Model vet school case study: Standard 7 - extension and community programmes
World Animal Protection has worked with the veterinary community to establish a system whereby vet schools that demonstrate good standards in animal welfare can be recognised. This has culminated in a set of guidelines that propose eight standards of excellence in animal welfare to help veterinary bodies and schools integrate animal welfare into veterinary education beyond the curriculum, and to be recognised for doing so.
For this standard, the veterinary school, it’s professors and students can demonstrate that they are engaged with and offer public engagement activities to enhance the welfare of animals in the community. This also includes vet school engaging with the local community to raise awareness of and support solutions to contextual animal welfare issues. The table below lists the activities a model veterinary school can demonstrate according to progressive star levels within the ‘Extension / community programmes’ standard.
Below are the criteria for each star level
* One star criteria
- The veterinary school is developing relationships with other veterinary schools, national veterinary associations, vet practices, animal owners and animal welfare organisations.
** Two star criteria
One star requirements met
- The veterinary school offers low cost/subsidised/affordable treatment to the local community and their animals. Where required, the veterinary school can seek financial and logistical support externally from reputable partner clinics or non-governmental organisations.
- Faculty members give talks about animal welfare in primary/secondary schools and local community projects.
- Community outreach projects or services are designed using evidence gathered by the school through monitoring welfare of animals in the community.
*** Three star criteria
Two star requirements met
- The veterinary school is providing students with capacity/opportunity to take part in ‘service learning’ placements to support and improve animal welfare in the local community.
**** Four star criteria
Three star requirements met

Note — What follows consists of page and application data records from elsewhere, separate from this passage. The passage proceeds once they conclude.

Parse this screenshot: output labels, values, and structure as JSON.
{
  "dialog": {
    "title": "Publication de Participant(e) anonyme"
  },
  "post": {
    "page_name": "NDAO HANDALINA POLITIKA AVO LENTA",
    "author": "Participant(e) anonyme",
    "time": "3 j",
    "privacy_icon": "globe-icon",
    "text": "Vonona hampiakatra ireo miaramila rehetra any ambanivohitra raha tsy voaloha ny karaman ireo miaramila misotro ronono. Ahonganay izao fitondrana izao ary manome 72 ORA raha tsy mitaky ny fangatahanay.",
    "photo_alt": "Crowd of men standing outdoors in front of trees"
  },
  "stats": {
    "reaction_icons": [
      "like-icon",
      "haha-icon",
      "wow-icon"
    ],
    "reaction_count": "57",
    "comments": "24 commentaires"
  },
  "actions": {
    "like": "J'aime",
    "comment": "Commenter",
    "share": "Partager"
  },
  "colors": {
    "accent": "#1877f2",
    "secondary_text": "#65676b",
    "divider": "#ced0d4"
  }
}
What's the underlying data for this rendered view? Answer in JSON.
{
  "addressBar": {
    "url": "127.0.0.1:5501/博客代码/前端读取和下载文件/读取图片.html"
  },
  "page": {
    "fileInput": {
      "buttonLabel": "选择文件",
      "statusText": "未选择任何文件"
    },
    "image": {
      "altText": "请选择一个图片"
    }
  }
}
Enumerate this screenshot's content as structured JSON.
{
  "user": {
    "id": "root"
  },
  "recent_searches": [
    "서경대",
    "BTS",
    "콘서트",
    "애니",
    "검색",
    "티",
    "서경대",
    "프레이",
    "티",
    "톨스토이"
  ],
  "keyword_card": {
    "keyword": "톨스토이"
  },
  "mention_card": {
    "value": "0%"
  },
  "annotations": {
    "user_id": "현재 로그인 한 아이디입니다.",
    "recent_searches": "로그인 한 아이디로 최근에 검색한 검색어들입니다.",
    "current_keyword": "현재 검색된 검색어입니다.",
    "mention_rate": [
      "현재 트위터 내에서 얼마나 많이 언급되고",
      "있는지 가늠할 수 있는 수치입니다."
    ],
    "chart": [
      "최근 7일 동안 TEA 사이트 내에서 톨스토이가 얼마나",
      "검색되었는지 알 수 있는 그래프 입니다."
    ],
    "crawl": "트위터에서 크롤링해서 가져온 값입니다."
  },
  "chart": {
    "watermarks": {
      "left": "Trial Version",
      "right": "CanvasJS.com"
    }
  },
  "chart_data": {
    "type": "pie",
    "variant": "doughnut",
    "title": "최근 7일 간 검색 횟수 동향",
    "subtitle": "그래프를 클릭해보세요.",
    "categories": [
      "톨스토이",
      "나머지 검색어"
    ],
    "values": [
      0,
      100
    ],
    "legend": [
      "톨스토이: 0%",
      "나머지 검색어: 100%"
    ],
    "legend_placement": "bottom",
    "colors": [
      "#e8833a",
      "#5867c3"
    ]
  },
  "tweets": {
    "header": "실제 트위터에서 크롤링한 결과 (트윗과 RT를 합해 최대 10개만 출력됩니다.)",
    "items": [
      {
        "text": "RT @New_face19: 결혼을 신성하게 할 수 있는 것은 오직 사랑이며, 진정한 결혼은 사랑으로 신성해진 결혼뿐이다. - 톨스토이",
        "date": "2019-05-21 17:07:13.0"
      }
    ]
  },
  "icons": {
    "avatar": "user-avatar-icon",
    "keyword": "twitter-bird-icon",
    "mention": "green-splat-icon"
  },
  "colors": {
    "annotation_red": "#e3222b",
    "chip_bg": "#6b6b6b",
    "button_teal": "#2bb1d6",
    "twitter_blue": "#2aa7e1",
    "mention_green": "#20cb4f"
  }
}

- The feedback from the extension programme is used to make changes in the veterinary curriculum after discussion by the senior team or animal welfare committee.
**** Five star criteria
Four star requirements met
- The veterinary school works in partner with its selected placements to assess and improve its animal welfare provision.
- The veterinary school and staff are encouraging students to be actively involved with animal welfare (whether organised by the school or not) in the local community. This could include providing affordable or pro-bono advice, human resources or clinical services in animal-related activities.
- The veterinary school works with governments and policy makers to advise on and be involved in national or local animal welfare issues.
- Local government can use the services of the veterinary school- for example, to help conduct neutering programmes.
If you are implementing some of the standards, and making some of the changes recommended in your veterinary school’ practice and culture then please get in touch to ‘collaborate with us’ to show case your vet school . We would love to hear from you, to share your successes and challenges as case studies on this page, to support other vet schools that are embarking on their own journey to improve the inclusion of animal welfare.
Read the case study for the University of Nottingham Veterinary Schools ‘Vets in the Community’ Project